Bystrova, K., Ivanova, V., Edhborg, M., Matthiesen, A. S., Ransjö-Arvidson, A. B., Mukhamedrakhimov, R., Uvnäs-Moberg, K., & Widström, A. M. (2009). Early contact versus separation: effects on mother-infant interaction one year later. Birth (Berkeley, Calif.), 36(2), 97-109. https://doi.org/10.1111/j.1523-536X.2009.00307.x
Bystrova K, et al. Early Contact Versus Separation: Effects On Mother-infant Interaction One Year Later. Birth. 2009;36(2):97-109. PubMed PMID: 19489802.
* Article titles in AMA citation format should be in sentence-case
TY - JOUR T1 - Early contact versus separation: effects on mother-infant interaction one year later. AU - Bystrova,Ksenia, AU - Ivanova,Valentina, AU - Edhborg,Maigun, AU - Matthiesen,Ann-Sofi, AU - Ransjö-Arvidson,Anna-Berit, AU - Mukhamedrakhimov,Rifkat, AU - Uvnäs-Moberg,Kerstin, AU - Widström,Ann-Marie, PY - 2009/6/4/entrez PY - 2009/6/6/pubmed PY - 2009/7/14/medline SP - 97 EP - 109 JF - Birth (Berkeley, Calif.) JO - Birth VL - 36 IS - 2 N2 - BACKGROUND: A tradition of separation of the mother and baby after birth still persists in many parts of the world, including some parts of Russia, and often is combined with swaddling of the baby. The aim of this study was to evaluate and compare possible long-term effects on mother-infant interaction of practices used in the delivery and maternity wards, including practices relating to mother-infant closeness versus separation. METHODS: A total of 176 mother-infant pairs were randomized into four experimental groups: Group I infants were placed skin-to-skin with their mothers after birth, and had rooming-in while in the maternity ward. Group II infants were dressed and placed in their mothers' arms after birth, and roomed-in with their mothers in the maternity ward.

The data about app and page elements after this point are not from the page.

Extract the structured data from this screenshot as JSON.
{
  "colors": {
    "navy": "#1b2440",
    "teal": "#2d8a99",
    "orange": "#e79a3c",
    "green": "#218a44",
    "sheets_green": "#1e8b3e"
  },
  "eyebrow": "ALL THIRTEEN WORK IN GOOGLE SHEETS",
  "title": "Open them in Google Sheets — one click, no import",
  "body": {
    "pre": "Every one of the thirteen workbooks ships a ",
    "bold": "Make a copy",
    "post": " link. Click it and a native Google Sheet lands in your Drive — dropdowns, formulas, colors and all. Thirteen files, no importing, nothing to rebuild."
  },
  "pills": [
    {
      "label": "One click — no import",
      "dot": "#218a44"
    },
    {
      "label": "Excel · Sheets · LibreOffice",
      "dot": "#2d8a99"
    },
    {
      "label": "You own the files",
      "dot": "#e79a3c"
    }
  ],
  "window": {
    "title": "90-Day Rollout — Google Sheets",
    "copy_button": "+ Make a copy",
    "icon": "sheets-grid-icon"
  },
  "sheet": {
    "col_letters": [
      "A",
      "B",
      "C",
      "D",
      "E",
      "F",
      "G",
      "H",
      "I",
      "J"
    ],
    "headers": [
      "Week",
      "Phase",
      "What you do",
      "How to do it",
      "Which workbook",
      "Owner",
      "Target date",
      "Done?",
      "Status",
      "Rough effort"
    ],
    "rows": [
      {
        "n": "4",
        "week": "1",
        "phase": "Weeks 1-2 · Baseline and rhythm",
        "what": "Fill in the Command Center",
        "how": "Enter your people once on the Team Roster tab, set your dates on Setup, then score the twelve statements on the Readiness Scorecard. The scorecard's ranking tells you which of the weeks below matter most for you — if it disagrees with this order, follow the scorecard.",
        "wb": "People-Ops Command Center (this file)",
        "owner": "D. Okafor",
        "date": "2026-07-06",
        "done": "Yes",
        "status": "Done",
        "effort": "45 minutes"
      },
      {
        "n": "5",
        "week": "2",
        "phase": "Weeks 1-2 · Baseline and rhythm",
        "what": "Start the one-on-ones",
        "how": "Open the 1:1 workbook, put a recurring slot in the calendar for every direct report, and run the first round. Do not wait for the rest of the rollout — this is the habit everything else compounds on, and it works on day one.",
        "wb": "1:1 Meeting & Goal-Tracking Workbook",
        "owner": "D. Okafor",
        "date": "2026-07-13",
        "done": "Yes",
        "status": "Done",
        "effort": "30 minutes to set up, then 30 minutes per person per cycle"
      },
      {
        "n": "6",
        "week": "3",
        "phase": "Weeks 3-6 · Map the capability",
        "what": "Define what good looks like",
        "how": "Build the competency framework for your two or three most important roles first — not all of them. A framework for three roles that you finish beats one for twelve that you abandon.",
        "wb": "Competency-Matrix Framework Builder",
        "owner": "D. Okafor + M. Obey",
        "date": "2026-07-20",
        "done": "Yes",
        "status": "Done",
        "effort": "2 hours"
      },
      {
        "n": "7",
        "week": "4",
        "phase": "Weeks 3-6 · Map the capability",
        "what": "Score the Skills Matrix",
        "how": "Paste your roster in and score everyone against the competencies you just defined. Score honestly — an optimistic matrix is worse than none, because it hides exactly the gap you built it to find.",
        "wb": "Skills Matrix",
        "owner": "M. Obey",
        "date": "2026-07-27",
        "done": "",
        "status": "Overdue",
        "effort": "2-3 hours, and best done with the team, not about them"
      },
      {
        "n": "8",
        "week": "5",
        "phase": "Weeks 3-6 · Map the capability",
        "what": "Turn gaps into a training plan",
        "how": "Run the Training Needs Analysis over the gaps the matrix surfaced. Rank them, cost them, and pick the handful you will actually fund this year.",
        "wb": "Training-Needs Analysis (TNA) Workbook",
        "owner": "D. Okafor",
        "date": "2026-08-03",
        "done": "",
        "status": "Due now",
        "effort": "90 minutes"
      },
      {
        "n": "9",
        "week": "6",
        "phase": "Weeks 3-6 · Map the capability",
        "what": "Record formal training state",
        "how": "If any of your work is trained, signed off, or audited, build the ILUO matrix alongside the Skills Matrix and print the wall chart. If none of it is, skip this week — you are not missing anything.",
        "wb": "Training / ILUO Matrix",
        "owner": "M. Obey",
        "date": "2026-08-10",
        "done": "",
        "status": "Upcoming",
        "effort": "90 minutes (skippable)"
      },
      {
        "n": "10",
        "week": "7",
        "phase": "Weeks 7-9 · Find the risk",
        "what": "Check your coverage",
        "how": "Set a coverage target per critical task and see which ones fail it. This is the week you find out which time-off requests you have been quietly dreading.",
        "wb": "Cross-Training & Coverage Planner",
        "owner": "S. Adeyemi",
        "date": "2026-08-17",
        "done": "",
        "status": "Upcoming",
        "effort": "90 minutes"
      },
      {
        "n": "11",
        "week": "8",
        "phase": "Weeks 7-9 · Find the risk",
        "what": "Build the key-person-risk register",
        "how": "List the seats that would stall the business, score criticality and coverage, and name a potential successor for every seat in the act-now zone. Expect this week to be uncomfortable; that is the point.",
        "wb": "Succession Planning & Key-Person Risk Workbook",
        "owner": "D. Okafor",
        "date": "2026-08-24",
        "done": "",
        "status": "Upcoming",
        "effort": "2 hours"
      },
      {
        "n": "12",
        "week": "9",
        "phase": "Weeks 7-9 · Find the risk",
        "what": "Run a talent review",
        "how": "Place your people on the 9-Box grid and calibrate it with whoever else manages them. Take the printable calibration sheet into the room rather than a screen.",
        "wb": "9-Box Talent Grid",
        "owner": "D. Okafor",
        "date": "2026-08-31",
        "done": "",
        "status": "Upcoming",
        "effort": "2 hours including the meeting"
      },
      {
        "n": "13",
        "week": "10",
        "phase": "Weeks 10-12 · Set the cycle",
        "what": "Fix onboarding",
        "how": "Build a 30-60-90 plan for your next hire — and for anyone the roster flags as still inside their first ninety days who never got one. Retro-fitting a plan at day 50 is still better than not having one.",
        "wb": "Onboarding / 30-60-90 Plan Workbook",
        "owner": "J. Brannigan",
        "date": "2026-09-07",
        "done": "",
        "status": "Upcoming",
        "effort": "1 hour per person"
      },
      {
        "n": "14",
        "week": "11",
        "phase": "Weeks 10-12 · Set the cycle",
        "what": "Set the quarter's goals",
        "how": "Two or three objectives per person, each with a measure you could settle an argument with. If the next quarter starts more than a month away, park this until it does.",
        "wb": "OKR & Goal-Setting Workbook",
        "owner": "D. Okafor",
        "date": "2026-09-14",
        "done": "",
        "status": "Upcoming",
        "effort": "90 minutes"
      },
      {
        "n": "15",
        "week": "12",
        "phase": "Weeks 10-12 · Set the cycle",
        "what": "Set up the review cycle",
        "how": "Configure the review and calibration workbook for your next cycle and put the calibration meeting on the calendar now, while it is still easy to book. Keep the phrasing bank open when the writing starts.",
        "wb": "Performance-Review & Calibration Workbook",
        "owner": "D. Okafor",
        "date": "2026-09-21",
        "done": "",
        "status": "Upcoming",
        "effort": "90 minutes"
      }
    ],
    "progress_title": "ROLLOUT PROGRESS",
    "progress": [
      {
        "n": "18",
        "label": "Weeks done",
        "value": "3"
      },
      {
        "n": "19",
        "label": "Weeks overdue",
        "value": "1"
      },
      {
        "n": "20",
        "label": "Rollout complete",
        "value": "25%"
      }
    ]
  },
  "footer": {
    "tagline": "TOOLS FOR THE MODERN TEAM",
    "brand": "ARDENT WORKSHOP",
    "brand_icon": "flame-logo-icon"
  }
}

Group III infants were kept in the nursery both after birth and while their mothers were in the maternity ward. Group IV infants were kept in the nursery after birth, but roomed-in with their mothers in the maternity ward. Equal numbers of infants were either swaddled or dressed in baby clothes. Episodes of early suckling in the delivery ward were noted. The mother-infant interaction was videotaped according to the Parent-Child Early Relational Assessment (PCERA) 1 year after birth. RESULTS: The practice of skin-to-skin contact, early suckling, or both during the first 2 hours after birth when compared with separation between the mothers and their infants positively affected the PCERA variables maternal sensitivity, infant's self-regulation, and dyadic mutuality and reciprocity at 1 year after birth. The negative effect of a 2-hour separation after birth was not compensated for by the practice of rooming-in. These findings support the presence of a period after birth (the early "sensitive period") during which close contact between mother and infant may induce long-term positive effect on mother-infant interaction. In addition, swaddling of the infant was found to decrease the mother's responsiveness to the infant, her ability for positive affective involvement with the infant, and the mutuality and reciprocity in the dyad. CONCLUSIONS: Skin-to-skin contact, for 25 to 120 minutes after birth, early suckling, or both positively influenced mother-infant interaction 1 year later when compared with routines involving separation of mother and infant. SN - 1523-536X UR - https://www.unboundmedicine.com/medline/citation/19489802/Early_contact_versus_separation:_effects_on_mother_infant_interaction_one_year_later_ L2 - https://doi.org/10.1111/j.1523-536X.2009.00307.x DB - PRIME DP - Unbound Medicine ER -